(Entries from a dataset of interfaces)
■ ■ ■ ■ ■

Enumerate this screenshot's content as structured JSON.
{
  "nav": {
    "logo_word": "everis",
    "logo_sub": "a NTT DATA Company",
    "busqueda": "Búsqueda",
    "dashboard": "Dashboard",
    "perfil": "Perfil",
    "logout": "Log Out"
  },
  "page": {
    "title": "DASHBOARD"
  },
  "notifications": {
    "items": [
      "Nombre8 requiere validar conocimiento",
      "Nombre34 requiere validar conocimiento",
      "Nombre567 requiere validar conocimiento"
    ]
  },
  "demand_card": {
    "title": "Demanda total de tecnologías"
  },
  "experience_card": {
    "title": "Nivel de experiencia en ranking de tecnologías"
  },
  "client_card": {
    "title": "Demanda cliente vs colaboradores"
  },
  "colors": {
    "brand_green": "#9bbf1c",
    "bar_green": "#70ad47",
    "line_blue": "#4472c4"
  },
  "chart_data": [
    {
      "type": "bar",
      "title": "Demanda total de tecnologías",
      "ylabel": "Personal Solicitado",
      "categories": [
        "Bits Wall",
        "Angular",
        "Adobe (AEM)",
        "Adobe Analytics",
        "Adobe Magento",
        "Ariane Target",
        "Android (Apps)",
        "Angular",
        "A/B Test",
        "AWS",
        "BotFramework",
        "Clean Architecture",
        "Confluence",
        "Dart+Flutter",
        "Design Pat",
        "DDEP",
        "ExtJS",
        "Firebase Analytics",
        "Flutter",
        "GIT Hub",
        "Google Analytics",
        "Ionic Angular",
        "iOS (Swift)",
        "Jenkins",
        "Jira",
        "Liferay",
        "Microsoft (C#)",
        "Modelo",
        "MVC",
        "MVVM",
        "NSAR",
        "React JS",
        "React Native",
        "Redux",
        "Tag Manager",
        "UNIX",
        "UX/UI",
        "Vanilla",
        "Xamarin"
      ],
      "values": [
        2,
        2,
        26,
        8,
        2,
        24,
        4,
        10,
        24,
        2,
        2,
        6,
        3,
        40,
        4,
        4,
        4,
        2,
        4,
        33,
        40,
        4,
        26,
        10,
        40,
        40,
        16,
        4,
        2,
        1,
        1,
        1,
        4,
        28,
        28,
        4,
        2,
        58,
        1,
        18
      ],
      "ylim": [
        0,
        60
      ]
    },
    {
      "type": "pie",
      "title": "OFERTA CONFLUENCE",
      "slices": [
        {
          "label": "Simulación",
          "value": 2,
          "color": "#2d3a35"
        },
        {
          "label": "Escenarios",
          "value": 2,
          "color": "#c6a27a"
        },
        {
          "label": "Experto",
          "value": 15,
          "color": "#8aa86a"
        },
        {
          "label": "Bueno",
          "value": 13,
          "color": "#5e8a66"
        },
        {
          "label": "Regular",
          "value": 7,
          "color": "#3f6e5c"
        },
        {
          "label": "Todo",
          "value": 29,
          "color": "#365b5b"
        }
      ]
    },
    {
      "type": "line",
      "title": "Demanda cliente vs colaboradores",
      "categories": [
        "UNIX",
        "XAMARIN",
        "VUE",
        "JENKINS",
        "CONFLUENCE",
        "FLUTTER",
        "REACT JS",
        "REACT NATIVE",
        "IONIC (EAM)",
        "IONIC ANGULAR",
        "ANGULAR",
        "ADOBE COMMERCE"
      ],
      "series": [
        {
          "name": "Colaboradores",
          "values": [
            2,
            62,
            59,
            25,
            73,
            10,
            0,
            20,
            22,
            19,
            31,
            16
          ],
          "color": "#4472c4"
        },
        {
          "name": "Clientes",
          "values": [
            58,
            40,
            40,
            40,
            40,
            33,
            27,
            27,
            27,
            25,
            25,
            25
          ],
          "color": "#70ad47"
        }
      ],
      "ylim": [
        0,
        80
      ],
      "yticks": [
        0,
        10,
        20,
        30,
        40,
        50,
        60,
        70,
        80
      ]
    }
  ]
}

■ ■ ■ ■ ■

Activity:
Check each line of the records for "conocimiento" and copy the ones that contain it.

Output for this exercise:
      "Nombre8 requiere validar conocimiento",
      "Nombre34 requiere validar conocimiento",
      "Nombre567 requiere validar conocimiento"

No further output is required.